▶ Your assignment: Look through the material and tally each line bearing the word "item". Give only the total.
------------------------------------------------------------------------
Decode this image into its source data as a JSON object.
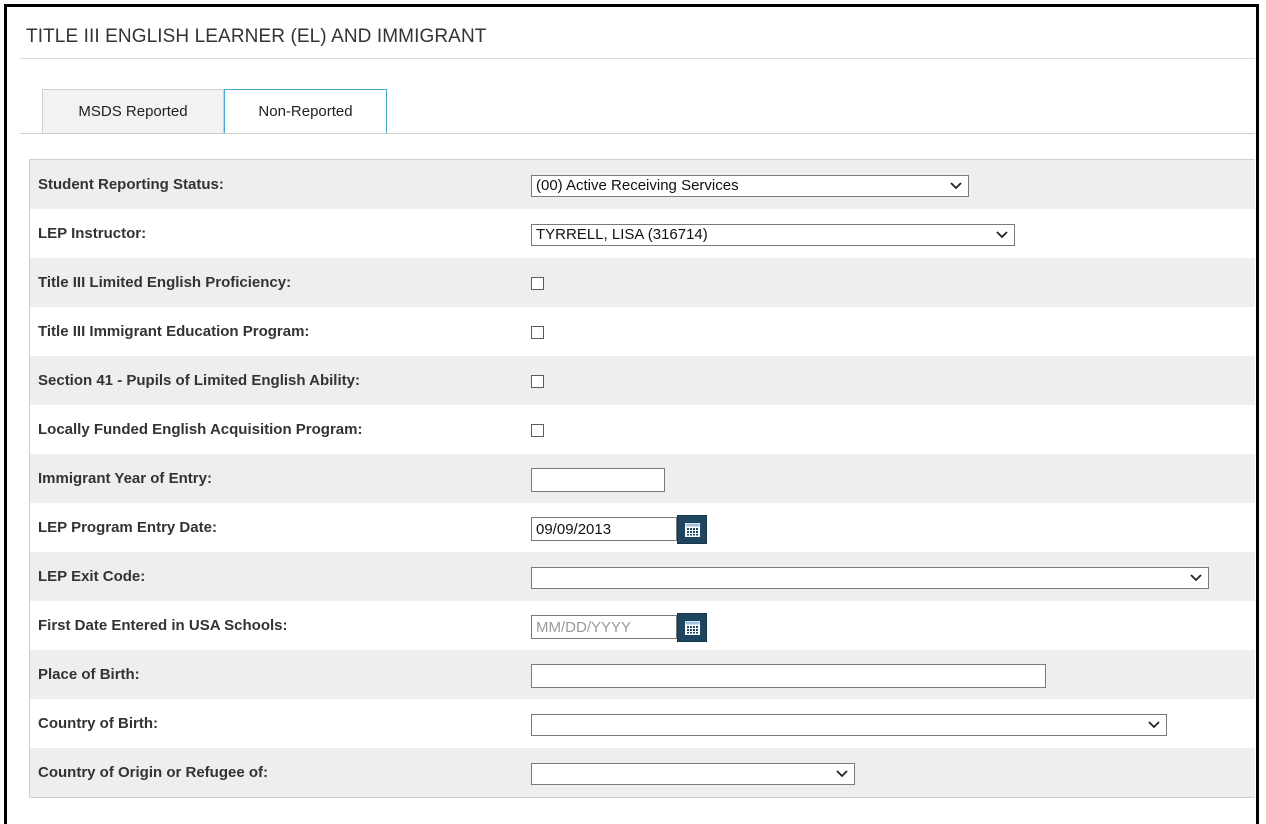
{
  "page": {
    "title": "TITLE III ENGLISH LEARNER (EL) AND IMMIGRANT"
  },
  "tabs": [
    {
      "label": "MSDS Reported",
      "active": false
    },
    {
      "label": "Non-Reported",
      "active": true
    }
  ],
  "form": {
    "student_reporting_status": {
      "label": "Student Reporting Status:",
      "value": "(00) Active Receiving Services"
    },
    "lep_instructor": {
      "label": "LEP Instructor:",
      "value": "TYRRELL, LISA (316714)"
    },
    "title3_lep": {
      "label": "Title III Limited English Proficiency:",
      "checked": false
    },
    "title3_immigrant": {
      "label": "Title III Immigrant Education Program:",
      "checked": false
    },
    "section41": {
      "label": "Section 41 - Pupils of Limited English Ability:",
      "checked": false
    },
    "locally_funded": {
      "label": "Locally Funded English Acquisition Program:",
      "checked": false
    },
    "immigrant_year": {
      "label": "Immigrant Year of Entry:",
      "value": ""
    },
    "lep_entry_date": {
      "label": "LEP Program Entry Date:",
      "value": "09/09/2013"
    },
    "lep_exit_code": {
      "label": "LEP Exit Code:",
      "value": ""
    },
    "first_date_usa": {
      "label": "First Date Entered in USA Schools:",
      "value": "",
      "placeholder": "MM/DD/YYYY"
    },
    "place_of_birth": {
      "label": "Place of Birth:",
      "value": ""
    },
    "country_of_birth": {
      "label": "Country of Birth:",
      "value": ""
    },
    "country_of_origin": {
      "label": "Country of Origin or Refugee of:",
      "value": ""
    }
  },
  "icons": {
    "dropdown": "chevron-down-icon",
    "calendar": "calendar-icon"
  },
  "colors": {
    "row_alt_bg": "#eeeeee",
    "active_tab_border": "#4aa8d8",
    "calendar_button_bg": "#1f4660"
  }
}
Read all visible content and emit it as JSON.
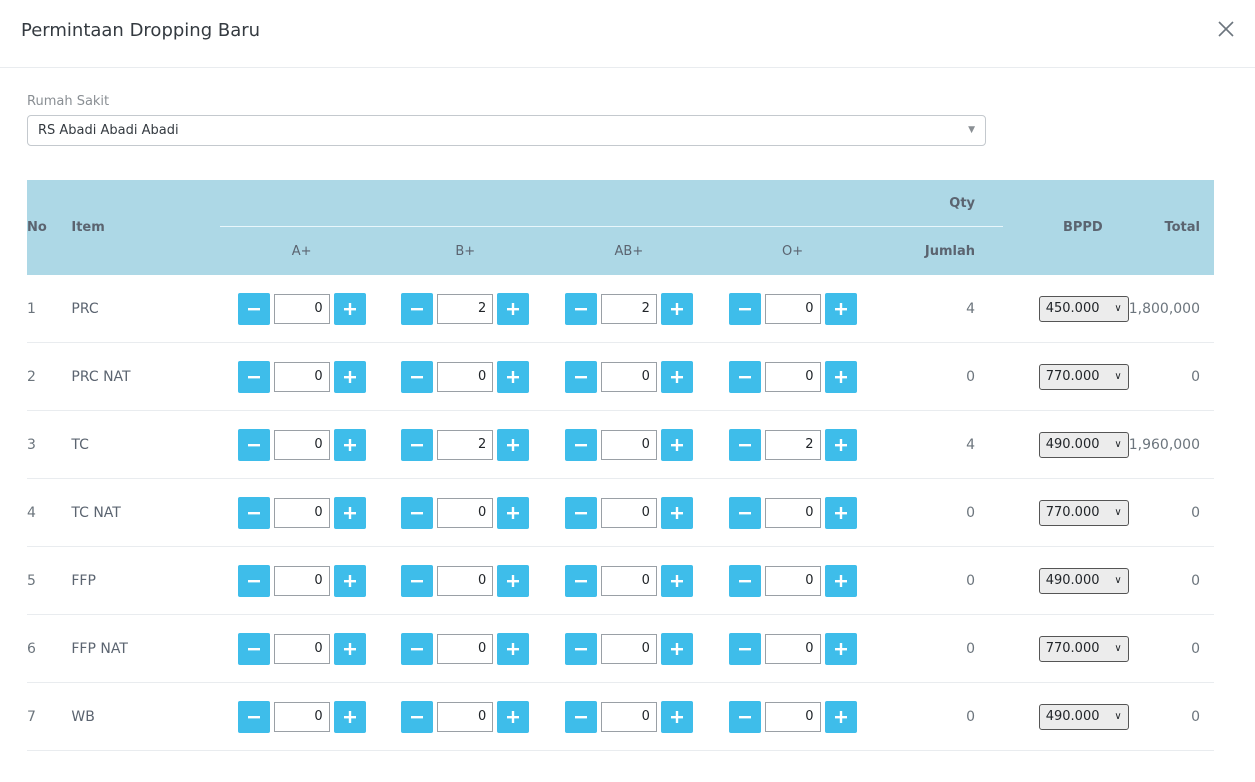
{
  "modal": {
    "title": "Permintaan Dropping Baru"
  },
  "form": {
    "hospital_label": "Rumah Sakit",
    "hospital_value": "RS Abadi Abadi Abadi"
  },
  "table": {
    "headers": {
      "no": "No",
      "item": "Item",
      "qty": "Qty",
      "a": "A+",
      "b": "B+",
      "ab": "AB+",
      "o": "O+",
      "jumlah": "Jumlah",
      "bppd": "BPPD",
      "total": "Total"
    },
    "rows": [
      {
        "no": "1",
        "item": "PRC",
        "a": "0",
        "b": "2",
        "ab": "2",
        "o": "0",
        "jumlah": "4",
        "bppd": "450.000",
        "total": "1,800,000"
      },
      {
        "no": "2",
        "item": "PRC NAT",
        "a": "0",
        "b": "0",
        "ab": "0",
        "o": "0",
        "jumlah": "0",
        "bppd": "770.000",
        "total": "0"
      },
      {
        "no": "3",
        "item": "TC",
        "a": "0",
        "b": "2",
        "ab": "0",
        "o": "2",
        "jumlah": "4",
        "bppd": "490.000",
        "total": "1,960,000"
      },
      {
        "no": "4",
        "item": "TC NAT",
        "a": "0",
        "b": "0",
        "ab": "0",
        "o": "0",
        "jumlah": "0",
        "bppd": "770.000",
        "total": "0"
      },
      {
        "no": "5",
        "item": "FFP",
        "a": "0",
        "b": "0",
        "ab": "0",
        "o": "0",
        "jumlah": "0",
        "bppd": "490.000",
        "total": "0"
      },
      {
        "no": "6",
        "item": "FFP NAT",
        "a": "0",
        "b": "0",
        "ab": "0",
        "o": "0",
        "jumlah": "0",
        "bppd": "770.000",
        "total": "0"
      },
      {
        "no": "7",
        "item": "WB",
        "a": "0",
        "b": "0",
        "ab": "0",
        "o": "0",
        "jumlah": "0",
        "bppd": "490.000",
        "total": "0"
      }
    ]
  },
  "colors": {
    "header_bg": "#add8e6",
    "stepper_button": "#3ebdea"
  },
  "icons": {
    "close": "close-icon",
    "minus": "minus-icon",
    "plus": "plus-icon",
    "caret": "caret-down-icon"
  }
}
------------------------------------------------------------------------
▶ Exercise solution: 8